Lang said it is right to give women the respect they deserve in the Constitution. He said it is also time to put away red herrings.
“This issue is not about abortion. It’s not about gay rights. It’s not about the use of public bathrooms. It’s not about football scholarships,” Lang said. “It’s about nothing more than giving more than half of our population the rights and dignity they deserve under the most precious constitution of this country.”
The Skokie lawmaker pointed out that there has been equal rights language in the Illinois Constitution since 1970 and there have not been horrors as opponents of the measure have foretold.
“In 2018, it is unconscionable that the women of America still have to fight for the rights they ought to be due in this country,” Lang said.
The state House passed the measure last week in a 72-45 primarily partisan vote. The Senate passed the measure earlier this spring.
Republicans voting for passage of the amendment were state Reps. Steven Andersson of Geneva, Dan Brady of Bloomington, Jim Durkin of Western Springs, David Harris of Mount Prospect, Chad Hays of Catlin, David Olsen of Downers Grove, Bob Pritchard of Hinckley, Grant Wehrli of Naperville, David Welter of Morris and Christine Winger of Bloomingdale.
Democrats voting against the amendment were state Reps. Monica Bristow of Godfrey, Jerry Costello of Smithton, Natalie Phelps Finnie of Elizabethtown, Mary Flowers of Chicago and Rita Mayfield of Waukegan.
State Rep. Margo McDermed (R-Mokena) was not present for the vote.
The amendment is simply not needed, according to state Rep. Terri Bryant (R-Murphysboro).
“My whole life I haven’t needed an Equal Rights Amendment because, by God, nobody’s going to take my rights away from me,” Bryant said. “I don’t need an Equal Rights Amendment now. My daughter doesn’t need an Equal Rights Amendment. My granddaughters don’t need it … we don’t need something on a piece of paper.”
Bryant said she has been married 32 years and her husband “wouldn’t dare” tell her what to do “because we have mutual respect one for another as should we all have one for another.”
Having worked 20 years in the Department of Corrections, she said she was reminded on a daily basis that she was living in a man’s world.
“When new women came into the Department of Corrections sometimes I would take them off to the side and say, ‘Listen, men don’t fight the same way that women do.’ … We are wired a little differently.
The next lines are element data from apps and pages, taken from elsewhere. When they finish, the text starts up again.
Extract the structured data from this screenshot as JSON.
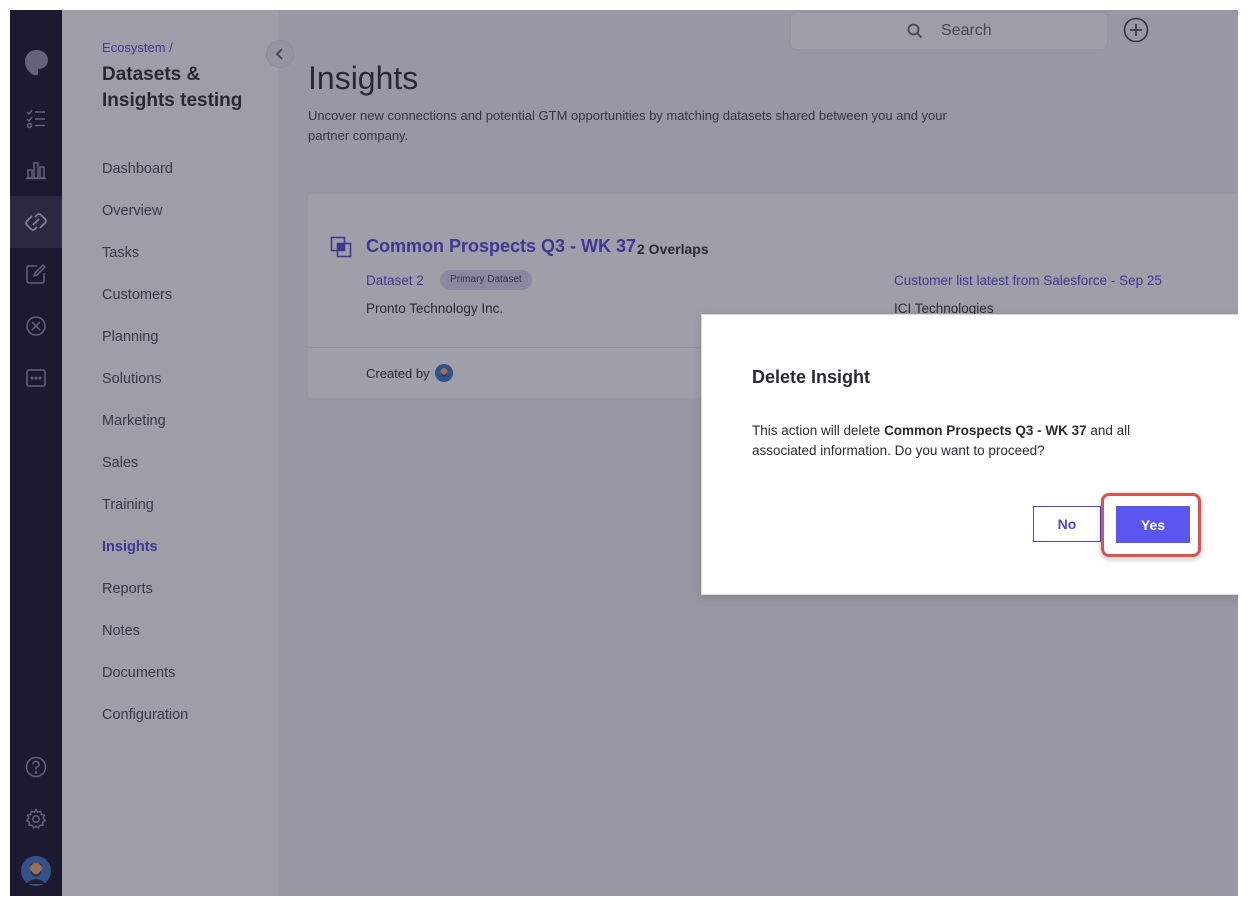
{
  "sidebar": {
    "breadcrumb": "Ecosystem /",
    "project_title": "Datasets & Insights testing",
    "nav_items": [
      {
        "label": "Dashboard"
      },
      {
        "label": "Overview"
      },
      {
        "label": "Tasks"
      },
      {
        "label": "Customers"
      },
      {
        "label": "Planning"
      },
      {
        "label": "Solutions"
      },
      {
        "label": "Marketing"
      },
      {
        "label": "Sales"
      },
      {
        "label": "Training"
      },
      {
        "label": "Insights",
        "active": true
      },
      {
        "label": "Reports"
      },
      {
        "label": "Notes"
      },
      {
        "label": "Documents"
      },
      {
        "label": "Configuration"
      }
    ]
  },
  "rail_icons": [
    "logo-icon",
    "checklist-icon",
    "chart-icon",
    "partnership-icon",
    "edit-icon",
    "compass-icon",
    "chat-icon",
    "help-icon",
    "settings-icon",
    "user-avatar"
  ],
  "header": {
    "search_placeholder": "Search"
  },
  "page": {
    "title": "Insights",
    "description": "Uncover new connections and potential GTM opportunities by matching datasets shared between you and your partner company."
  },
  "insight_card": {
    "name": "Common Prospects Q3 - WK 37",
    "overlaps": "2 Overlaps",
    "left_dataset": "Dataset 2",
    "left_badge": "Primary Dataset",
    "left_company": "Pronto Technology Inc.",
    "right_dataset": "Customer list latest from Salesforce - Sep 25",
    "right_company": "ICI Technologies",
    "created_by_label": "Created by"
  },
  "modal": {
    "title": "Delete Insight",
    "body_prefix": "This action will delete ",
    "body_bold": "Common Prospects Q3 - WK 37",
    "body_suffix": " and all associated information. Do you want to proceed?",
    "no_label": "No",
    "yes_label": "Yes"
  },
  "colors": {
    "accent": "#4b46d6",
    "primary_button": "#5c56f0",
    "rail_bg": "#121128",
    "highlight": "#d9534f"
  }
}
That’s the way God made us. That doesn’t mean we’re not equal because we do things differently.”
—- State leaders: Women’s rights need protecting —-